- 2019 Volume 14
Jericho Brown grew up in Shreveport, Louisiana, and worked as a speechwriter for the mayor of New Orleans before earning his PhD in literature and creative writing from the University of Houston. He also holds an MFA in creative writing from the University of New Orleans and graduated with a BA from Dillard University in 1998. Brown is the author of The Tradition (Copper Canyon Press, 2019); The New Testament (Copper Canyon Press, 2014), which received the Anisfield-Wolf Book Award; and Please (New Issues, 2008), which received the 2009 American Book Award. Brown is the recipient of a Whiting Writer’s Award and has received fellowships from the Bread Loaf Writers’ Conference, the Guggenheim Foundation, the Krakow Poetry Seminar in Poland, the National Endowment for the Arts, and the Radcliffe Institute at Harvard University. He is currently an associate professor of English and creative writing at Emory University in Atlanta, Georgia.
I became a poet because I like listening to people talk much more than I am interested in what they have to say.
I became a poet because I like listening to people talk much more than I am interested in what they have to say. I am interested in the way things were delivered or the way people say things. I grew up in the black church where people were always going the extra mile to say something in a way that is beyond just saying. It was never, “Pass me the program.” It was, “The program that you are holding I would also like to hold.”
The first time I finished reading a book of poems, I said, ‘Mommy, I read a book’ and the face my mother made was amazing.
I became attracted to poetry in particular when I was a kid. I was very fortunate to have a mother who couldn’t afford child care. She was an improvisational genius. She would take me and my sister to the library when she had to be somewhere. We spent a lot of summers in the library. The librarians and my mother didn’t have to be worried about us to tearing anything up. We weren’t going to run crazy in the library. The other wonderful thing about libraries is there were no computers, at least back then. So where we would go in the library there was nothing there but books. We didn’t have the internet to distract us from reading. Poems were interesting because they were short. I would look a page of prose and I’d be so worn out. I thought, “How am I supposed to do all that?” I would look at a poem and be like, “Oh Lord Jesus that’s only a fourth of the page! I can do this!”
The first time I finished reading a book of poems, I said, “Mommy, I read a book” and the face my mother made was amazing. It was the only time she ever made it. She said, “My baby, my baby read a book?” I’ll never forget that. I wanted to see that again. So, I would be in a rush to get to the library and I would read every book of poetry I could find. I fell in love with poems then because I wasn’t under the impression that I had to explicate the poem. There was no need for interpretation. I just needed to read them and enjoy them for the music of language. I didn’t know what was going on and I didn’t feel like I needed to know what was going on.

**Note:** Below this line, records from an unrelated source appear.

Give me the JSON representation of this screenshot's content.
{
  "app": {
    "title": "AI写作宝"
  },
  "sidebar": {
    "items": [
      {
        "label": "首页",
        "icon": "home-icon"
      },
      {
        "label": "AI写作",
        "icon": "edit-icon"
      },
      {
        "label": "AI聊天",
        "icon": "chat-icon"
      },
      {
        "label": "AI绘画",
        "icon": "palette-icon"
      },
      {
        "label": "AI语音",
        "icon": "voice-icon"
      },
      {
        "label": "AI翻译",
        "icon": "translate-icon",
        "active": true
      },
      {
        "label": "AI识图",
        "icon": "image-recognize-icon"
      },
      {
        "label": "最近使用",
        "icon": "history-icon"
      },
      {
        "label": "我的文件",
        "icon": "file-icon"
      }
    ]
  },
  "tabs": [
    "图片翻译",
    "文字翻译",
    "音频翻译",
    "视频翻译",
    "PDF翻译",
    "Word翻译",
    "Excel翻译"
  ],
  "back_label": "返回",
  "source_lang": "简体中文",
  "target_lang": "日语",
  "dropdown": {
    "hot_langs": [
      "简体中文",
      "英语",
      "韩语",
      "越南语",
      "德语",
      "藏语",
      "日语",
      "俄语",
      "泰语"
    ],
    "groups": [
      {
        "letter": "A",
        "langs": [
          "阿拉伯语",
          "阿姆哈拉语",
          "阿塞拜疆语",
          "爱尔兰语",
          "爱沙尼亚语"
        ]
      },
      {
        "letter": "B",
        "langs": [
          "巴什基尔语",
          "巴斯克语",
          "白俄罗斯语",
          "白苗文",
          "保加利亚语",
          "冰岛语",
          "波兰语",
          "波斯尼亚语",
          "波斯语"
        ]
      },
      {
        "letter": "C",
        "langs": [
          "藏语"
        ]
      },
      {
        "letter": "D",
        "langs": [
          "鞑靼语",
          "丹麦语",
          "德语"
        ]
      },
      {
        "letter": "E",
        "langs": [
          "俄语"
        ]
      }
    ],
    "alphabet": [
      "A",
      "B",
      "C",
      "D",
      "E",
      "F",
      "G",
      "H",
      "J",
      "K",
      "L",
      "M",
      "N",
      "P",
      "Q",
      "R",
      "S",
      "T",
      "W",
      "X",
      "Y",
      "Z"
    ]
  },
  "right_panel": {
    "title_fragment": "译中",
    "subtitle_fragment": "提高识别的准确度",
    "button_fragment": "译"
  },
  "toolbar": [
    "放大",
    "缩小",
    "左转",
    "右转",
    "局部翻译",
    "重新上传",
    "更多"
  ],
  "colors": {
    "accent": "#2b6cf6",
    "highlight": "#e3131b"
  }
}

I write poems asking questions of my life. At the root of my poems I don’t have any intentions. I don’t have any designs.
I write poems asking questions of my life. At the root of my poems, I don’t have any intentions. I don’t have any designs. At the root of them I’m thinking, “Well, let me figure this out. Let me see where I’m wrong. Let me see where they’re wrong. Let me just blow that thing up.” I guess that some people don’t like that. I don’t think that many people who don’t like how I do what I do are looking at me. I think the people who are looking at me are the people who want to hear what I have to say.
At the root of my poetry is tenderness, not politics. That’s what I’m trying to do. I’m just trying to be more tender and put more tenderness into the world.
The part of my life that has the biggest influence on my writing is the willingness to fall in love and fall out of love and make love and be a romantic, intimate person. Ultimately, I’m a love poet. People like talking about me being a political poet and that’s fine. But people don’t really have much to say about me being a love poet because they have to think before writing their essay or what not. I think it also has to do with the fact that I’m black.
When I say something about the police or something everyone is like,“Oh let’s see what he’s got to say about the police.” I think on the whole that people still have a hard time understanding that black people walk around here falling in love, that they are in a rush to get home so they can cuddle with somebody. There’s a wholeness to being that I know among black people. But I don’t know if people looking at black people see that. They see the ways of the black people can be offended, but they don’t necessarily see the fact that we can fall in love. At the root of my poetry is tenderness, not politics. That’s what I’m trying to do. I’m just trying to be more tender and put more tenderness into the world.
Video: Poet and professor Jericho Brown, director of Emory's Creative Writing Program, reads the poem "Stand" from his acclaimed collection The Tradition.